The fluid used in forming the slurry of zeolite and fluid, as described above, is also an ingredient of the sealant formulation, and functions as a plasticizer. The amount of zeolite/fluid slurry used in the sealant may vary depending on how much adsorbent capability is needed and on how much fluid is needed in the sealant.
The slurry of coated zeolite, in the amounts and prepared as described above, is combined with the sealant ingredients in a sigma blade mixer for one hour and fifteen minutes. The temperature of the mix rises to 260° F. as a result of internal friction. A vacuum of 25 inches of mercury is applied during the last 20 minutes of the mixing process. Slugs of the resulting material are made, and are extruded into sealant strips, incorporating an aluminum swiggle strip as described in U.S. Pat. No. 4,431,691. The sealant material in strip form is then coiled and sealed in cans.
Test samples of this sealant which incorporates the improved zeolite adsorbent, and of a standard sealant, were pressed between glass and aluminum prior to conditioning at 135° F. and 100% relative humidity for 24 hours. The sample of the standard sealant outgassed, forming bubbles at the interface between the glass and the sealant.

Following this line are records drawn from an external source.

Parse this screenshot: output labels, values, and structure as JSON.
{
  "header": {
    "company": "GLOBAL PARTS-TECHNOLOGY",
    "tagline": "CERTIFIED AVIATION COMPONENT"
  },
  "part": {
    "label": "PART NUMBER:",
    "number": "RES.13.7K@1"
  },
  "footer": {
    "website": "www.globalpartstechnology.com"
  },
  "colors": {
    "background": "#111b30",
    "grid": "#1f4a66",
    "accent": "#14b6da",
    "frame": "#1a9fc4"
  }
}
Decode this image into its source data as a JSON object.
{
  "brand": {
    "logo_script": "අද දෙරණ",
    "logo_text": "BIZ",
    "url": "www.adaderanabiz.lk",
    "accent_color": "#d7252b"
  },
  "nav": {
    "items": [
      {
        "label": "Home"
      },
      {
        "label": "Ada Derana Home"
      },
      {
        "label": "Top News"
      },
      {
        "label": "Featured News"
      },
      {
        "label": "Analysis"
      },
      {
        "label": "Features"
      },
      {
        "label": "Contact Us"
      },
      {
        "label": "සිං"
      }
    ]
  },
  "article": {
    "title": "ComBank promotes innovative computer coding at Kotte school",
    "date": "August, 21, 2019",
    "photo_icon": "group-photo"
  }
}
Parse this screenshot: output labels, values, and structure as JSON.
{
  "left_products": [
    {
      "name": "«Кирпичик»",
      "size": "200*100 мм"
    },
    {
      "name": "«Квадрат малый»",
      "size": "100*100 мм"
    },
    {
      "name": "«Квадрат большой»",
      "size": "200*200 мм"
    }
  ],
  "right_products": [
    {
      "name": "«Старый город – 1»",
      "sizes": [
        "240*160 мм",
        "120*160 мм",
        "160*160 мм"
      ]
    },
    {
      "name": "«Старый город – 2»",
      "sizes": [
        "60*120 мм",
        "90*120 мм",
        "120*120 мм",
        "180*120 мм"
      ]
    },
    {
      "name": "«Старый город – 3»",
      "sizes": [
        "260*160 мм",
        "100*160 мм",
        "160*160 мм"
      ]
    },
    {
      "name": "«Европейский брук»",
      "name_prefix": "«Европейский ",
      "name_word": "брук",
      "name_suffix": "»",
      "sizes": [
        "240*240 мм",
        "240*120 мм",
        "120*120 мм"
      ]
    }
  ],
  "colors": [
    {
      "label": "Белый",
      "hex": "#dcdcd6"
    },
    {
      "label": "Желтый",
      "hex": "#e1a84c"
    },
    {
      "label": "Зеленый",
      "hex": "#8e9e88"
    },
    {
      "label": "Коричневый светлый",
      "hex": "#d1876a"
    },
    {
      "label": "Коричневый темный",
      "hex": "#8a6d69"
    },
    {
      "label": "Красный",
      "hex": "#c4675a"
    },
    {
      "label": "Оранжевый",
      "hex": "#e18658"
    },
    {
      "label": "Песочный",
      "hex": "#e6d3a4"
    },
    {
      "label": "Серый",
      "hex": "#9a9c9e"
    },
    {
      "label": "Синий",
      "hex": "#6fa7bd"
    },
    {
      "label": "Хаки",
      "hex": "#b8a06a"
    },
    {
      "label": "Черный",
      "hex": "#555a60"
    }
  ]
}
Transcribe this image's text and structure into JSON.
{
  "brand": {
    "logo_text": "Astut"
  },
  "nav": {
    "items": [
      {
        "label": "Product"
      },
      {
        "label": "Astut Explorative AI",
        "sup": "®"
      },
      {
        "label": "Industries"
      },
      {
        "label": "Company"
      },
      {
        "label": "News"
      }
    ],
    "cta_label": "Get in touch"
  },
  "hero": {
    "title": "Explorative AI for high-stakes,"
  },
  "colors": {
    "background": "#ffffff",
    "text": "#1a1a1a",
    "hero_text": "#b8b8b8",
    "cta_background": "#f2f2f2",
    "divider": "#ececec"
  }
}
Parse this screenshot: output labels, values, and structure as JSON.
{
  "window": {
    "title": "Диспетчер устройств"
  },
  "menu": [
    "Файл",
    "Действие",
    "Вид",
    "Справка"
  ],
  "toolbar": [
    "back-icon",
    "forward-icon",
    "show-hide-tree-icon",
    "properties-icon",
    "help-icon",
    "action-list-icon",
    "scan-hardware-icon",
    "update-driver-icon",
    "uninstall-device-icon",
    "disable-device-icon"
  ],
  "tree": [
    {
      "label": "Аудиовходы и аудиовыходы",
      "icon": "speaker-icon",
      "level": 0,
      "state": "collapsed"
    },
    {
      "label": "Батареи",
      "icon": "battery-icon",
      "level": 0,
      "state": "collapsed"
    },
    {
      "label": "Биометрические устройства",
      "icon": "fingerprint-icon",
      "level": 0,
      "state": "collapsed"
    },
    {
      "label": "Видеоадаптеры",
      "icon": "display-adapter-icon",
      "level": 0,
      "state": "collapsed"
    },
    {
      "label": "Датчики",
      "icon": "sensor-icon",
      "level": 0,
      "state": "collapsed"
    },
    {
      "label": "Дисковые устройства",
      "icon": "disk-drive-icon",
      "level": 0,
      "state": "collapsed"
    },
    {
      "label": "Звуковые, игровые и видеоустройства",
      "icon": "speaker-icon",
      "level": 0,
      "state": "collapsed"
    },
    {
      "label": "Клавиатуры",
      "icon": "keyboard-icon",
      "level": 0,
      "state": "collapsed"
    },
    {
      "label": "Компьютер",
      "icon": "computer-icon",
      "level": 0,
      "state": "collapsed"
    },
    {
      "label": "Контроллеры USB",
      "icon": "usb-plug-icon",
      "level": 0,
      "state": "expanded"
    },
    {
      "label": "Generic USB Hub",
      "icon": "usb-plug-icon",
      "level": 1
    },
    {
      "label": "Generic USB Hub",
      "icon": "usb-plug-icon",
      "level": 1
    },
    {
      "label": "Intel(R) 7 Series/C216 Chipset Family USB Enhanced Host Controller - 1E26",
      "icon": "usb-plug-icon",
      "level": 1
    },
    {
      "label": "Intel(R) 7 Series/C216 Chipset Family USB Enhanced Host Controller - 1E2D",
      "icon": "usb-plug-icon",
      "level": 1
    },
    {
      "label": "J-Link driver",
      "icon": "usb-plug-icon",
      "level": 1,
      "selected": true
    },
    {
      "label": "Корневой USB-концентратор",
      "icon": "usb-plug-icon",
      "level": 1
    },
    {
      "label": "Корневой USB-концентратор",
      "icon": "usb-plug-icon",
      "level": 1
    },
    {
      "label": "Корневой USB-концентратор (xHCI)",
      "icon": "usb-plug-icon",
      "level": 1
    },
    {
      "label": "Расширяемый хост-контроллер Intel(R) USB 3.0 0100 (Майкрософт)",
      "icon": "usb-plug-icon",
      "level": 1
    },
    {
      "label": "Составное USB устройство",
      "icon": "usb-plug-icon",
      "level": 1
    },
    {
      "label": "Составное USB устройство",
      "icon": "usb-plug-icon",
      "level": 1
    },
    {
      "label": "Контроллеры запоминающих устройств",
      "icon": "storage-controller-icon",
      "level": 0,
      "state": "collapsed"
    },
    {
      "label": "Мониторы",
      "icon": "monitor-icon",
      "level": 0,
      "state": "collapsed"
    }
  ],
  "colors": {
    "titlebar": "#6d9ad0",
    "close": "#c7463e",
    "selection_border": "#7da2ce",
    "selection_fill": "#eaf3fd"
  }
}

The sealant of the present invention did not outgas or form any bubbles, and there was no loss of adhesion between the glass and the sealant.
It can be seen from the foregoing that the present invention provides an improved zeolite adsorbent having the desirable characteristics of (a) a lack of gases such as nitrogen and oxygen, so as to minimize outgassing and re-adsorption of gases during periods of temperature or pressure fluctuation; (b) a lower capability to adsorb gases such as nitrogen and oxygen from air such as the air space in a double-paned glass window because the pore apertures of the zeolite are covered with a layer of fluid which is essentially impermeable to oxygen and nitrogen; and (c) an ability to slowly adsorb water vapor from the surrounding air and retain it in the pores of the zeolite, thus reducing condensation on the inner surfaces of the panes of glass in a double-paned glass window.
As used herein, term "outgas" or "outgassed" refers to zeolite which has been heated to drive out gases and water vapor from the pores of the zeolite.